▸ **WORK INSTRUCTIONS**
Your answer should be one number: how many lines below hold the word "Выплата".

*** Begin section ***

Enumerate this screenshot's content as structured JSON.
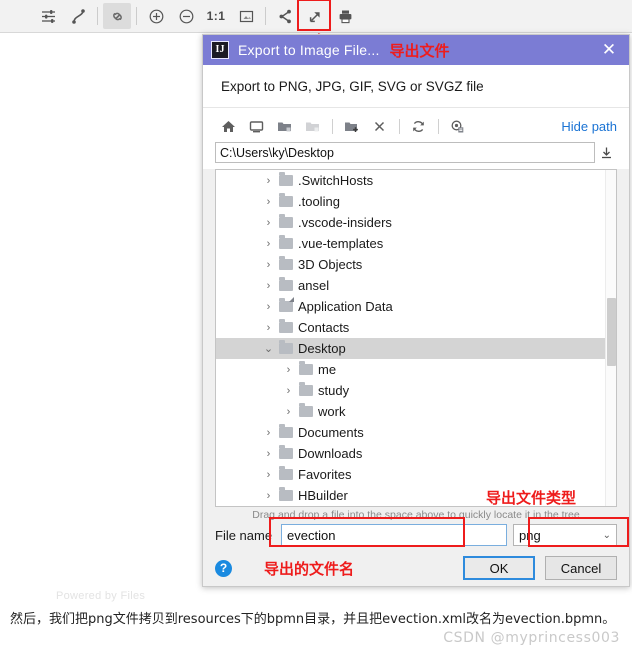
{
  "toolbar": {
    "buttons": [
      {
        "name": "settings-sliders-icon",
        "glyph": "settings",
        "active": false
      },
      {
        "name": "curve-connector-icon",
        "glyph": "curve",
        "active": false
      },
      {
        "name": "link-attach-icon",
        "glyph": "link",
        "active": true
      },
      {
        "name": "zoom-in-icon",
        "glyph": "plus-circle",
        "active": false
      },
      {
        "name": "zoom-out-icon",
        "glyph": "minus-circle",
        "active": false
      },
      {
        "name": "zoom-actual-size-icon",
        "glyph": "1:1",
        "active": false
      },
      {
        "name": "fit-to-screen-icon",
        "glyph": "fit",
        "active": false
      },
      {
        "name": "share-icon",
        "glyph": "share",
        "active": false
      },
      {
        "name": "export-image-icon",
        "glyph": "export",
        "active": false,
        "highlighted": true
      },
      {
        "name": "print-icon",
        "glyph": "print",
        "active": false
      }
    ],
    "zoom_actual_label": "1:1"
  },
  "dialog": {
    "title": "Export to Image File...",
    "title_annotation": "导出文件",
    "close_label": "✕",
    "subtitle": "Export to PNG, JPG, GIF, SVG or SVGZ file",
    "path_toolbar": {
      "buttons": [
        {
          "name": "home-icon",
          "glyph": "home",
          "dim": false
        },
        {
          "name": "desktop-icon",
          "glyph": "desktop",
          "dim": false
        },
        {
          "name": "folder-expand-icon",
          "glyph": "folder-dot",
          "dim": false
        },
        {
          "name": "folder-collapse-icon",
          "glyph": "folder-dot",
          "dim": true
        },
        {
          "name": "new-folder-icon",
          "glyph": "folder-plus",
          "dim": false
        },
        {
          "name": "delete-icon",
          "glyph": "x",
          "dim": false
        },
        {
          "name": "refresh-icon",
          "glyph": "refresh",
          "dim": false
        },
        {
          "name": "show-hidden-files-icon",
          "glyph": "hidden",
          "dim": false
        }
      ],
      "hide_path_label": "Hide path"
    },
    "path_value": "C:\\Users\\ky\\Desktop",
    "tree": [
      {
        "label": ".SwitchHosts",
        "indent": 0,
        "chev": "›",
        "expanded": false,
        "selected": false,
        "shortcut": false
      },
      {
        "label": ".tooling",
        "indent": 0,
        "chev": "›",
        "expanded": false,
        "selected": false,
        "shortcut": false
      },
      {
        "label": ".vscode-insiders",
        "indent": 0,
        "chev": "›",
        "expanded": false,
        "selected": false,
        "shortcut": false
      },
      {
        "label": ".vue-templates",
        "indent": 0,
        "chev": "›",
        "expanded": false,
        "selected": false,
        "shortcut": false
      },
      {
        "label": "3D Objects",
        "indent": 0,
        "chev": "›",
        "expanded": false,
        "selected": false,
        "shortcut": false
      },
      {
        "label": "ansel",
        "indent": 0,
        "chev": "›",
        "expanded": false,
        "selected": false,
        "shortcut": false
      },
      {
        "label": "Application Data",
        "indent": 0,
        "chev": "›",
        "expanded": false,
        "selected": false,
        "shortcut": true
      },
      {
        "label": "Contacts",
        "indent": 0,
        "chev": "›",
        "expanded": false,
        "selected": false,
        "shortcut": false
      },
      {
        "label": "Desktop",
        "indent": 0,
        "chev": "⌄",
        "expanded": true,
        "selected": true,
        "shortcut": false
      },
      {
        "label": "me",
        "indent": 1,
        "chev": "›",
        "expanded": false,
        "selected": false,
        "shortcut": false
      },
      {
        "label": "study",
        "indent": 1,
        "chev": "›",
        "expanded": false,
        "selected": false,
        "shortcut": false
      },
      {
        "label": "work",
        "indent": 1,
        "chev": "›",
        "expanded": false,
        "selected": false,
        "shortcut": false
      },
      {
        "label": "Documents",
        "indent": 0,
        "chev": "›",
        "expanded": false,
        "selected": false,
        "shortcut": false
      },
      {
        "label": "Downloads",
        "indent": 0,
        "chev": "›",
        "expanded": false,
        "selected": false,
        "shortcut": false
      },
      {
        "label": "Favorites",
        "indent": 0,
        "chev": "›",
        "expanded": false,
        "selected": false,
        "shortcut": false
      },
      {
        "label": "HBuilder",
        "indent": 0,
        "chev": "›",
        "expanded": false,
        "selected": false,
        "shortcut": false
      }
    ],
    "drag_hint": "Drag and drop a file into the space above to quickly locate it in the tree",
    "file_name_label": "File name",
    "file_name_value": "evection",
    "format_value": "png",
    "format_caret": "⌄",
    "help_label": "?",
    "ok_label": "OK",
    "cancel_label": "Cancel",
    "annotation_filetype": "导出文件类型",
    "annotation_filename": "导出的文件名"
  },
  "page": {
    "powered_by": "Powered by Files",
    "body_text": "然后，我们把png文件拷贝到resources下的bpmn目录，并且把evection.xml改名为evection.bpmn。",
    "watermark": "CSDN @myprincess003"
  },
  "colors": {
    "title_bar": "#7b7cd4",
    "annotation_red": "#ee1c1c",
    "link_blue": "#1a73d4",
    "focus_blue": "#2e8bdd",
    "selection_gray": "#d4d4d4"
  }
}
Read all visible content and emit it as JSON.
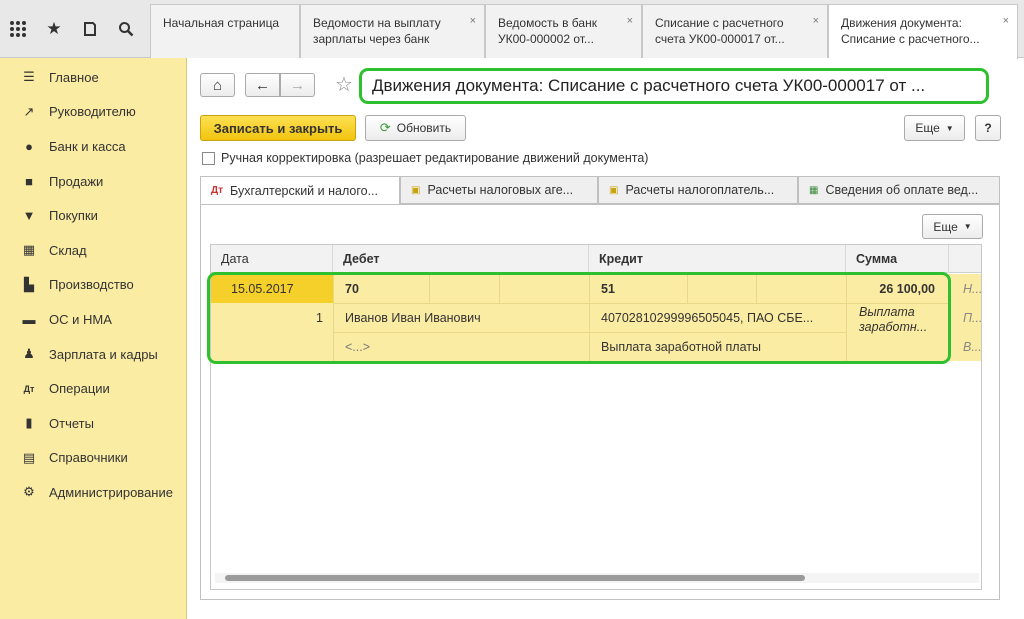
{
  "topbar": {
    "icons": [
      "apps-grid-icon",
      "star-icon",
      "history-icon",
      "search-icon"
    ],
    "tabs": [
      {
        "label": "Начальная страница"
      },
      {
        "label": "Ведомости на выплату зарплаты через банк",
        "close": "×"
      },
      {
        "label": "Ведомость в банк УК00-000002 от...",
        "close": "×"
      },
      {
        "label": "Списание с расчетного счета УК00-000017 от...",
        "close": "×"
      },
      {
        "label": "Движения документа: Списание с расчетного...",
        "close": "×"
      }
    ]
  },
  "sidebar": {
    "items": [
      {
        "label": "Главное",
        "icon": "menu-lines-icon"
      },
      {
        "label": "Руководителю",
        "icon": "trend-line-icon"
      },
      {
        "label": "Банк и касса",
        "icon": "ruble-coin-icon"
      },
      {
        "label": "Продажи",
        "icon": "shopping-bag-icon"
      },
      {
        "label": "Покупки",
        "icon": "cart-icon"
      },
      {
        "label": "Склад",
        "icon": "warehouse-icon"
      },
      {
        "label": "Производство",
        "icon": "factory-icon"
      },
      {
        "label": "ОС и НМА",
        "icon": "truck-icon"
      },
      {
        "label": "Зарплата и кадры",
        "icon": "person-icon"
      },
      {
        "label": "Операции",
        "icon": "dt-kt-icon"
      },
      {
        "label": "Отчеты",
        "icon": "bar-chart-icon"
      },
      {
        "label": "Справочники",
        "icon": "book-icon"
      },
      {
        "label": "Администрирование",
        "icon": "gear-icon"
      }
    ]
  },
  "toolbar": {
    "home": "⌂",
    "back": "←",
    "forward": "→",
    "title": "Движения документа: Списание с расчетного счета УК00-000017 от ...",
    "save_close": "Записать и закрыть",
    "refresh": "Обновить",
    "more": "Еще",
    "help": "?",
    "manual_edit": "Ручная корректировка (разрешает редактирование движений документа)"
  },
  "subtabs": [
    {
      "label": "Бухгалтерский и налого..."
    },
    {
      "label": "Расчеты налоговых аге..."
    },
    {
      "label": "Расчеты налогоплатель..."
    },
    {
      "label": "Сведения об оплате вед..."
    }
  ],
  "grid": {
    "more": "Еще",
    "columns": [
      "Дата",
      "Дебет",
      "Кредит",
      "Сумма"
    ],
    "row": {
      "date": "15.05.2017",
      "number": "1",
      "debit_account": "70",
      "debit_sub1": "Иванов Иван Иванович",
      "debit_sub2": "<...>",
      "credit_account": "51",
      "credit_sub1": "40702810299996505045, ПАО СБЕ...",
      "credit_sub2": "Выплата заработной платы",
      "sum": "26 100,00",
      "content": "Выплата заработн...",
      "extra1": "Н...",
      "extra2": "П...",
      "extra3": "В..."
    }
  }
}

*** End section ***

▸ **RESPONSE TO THE EXERCISE**
2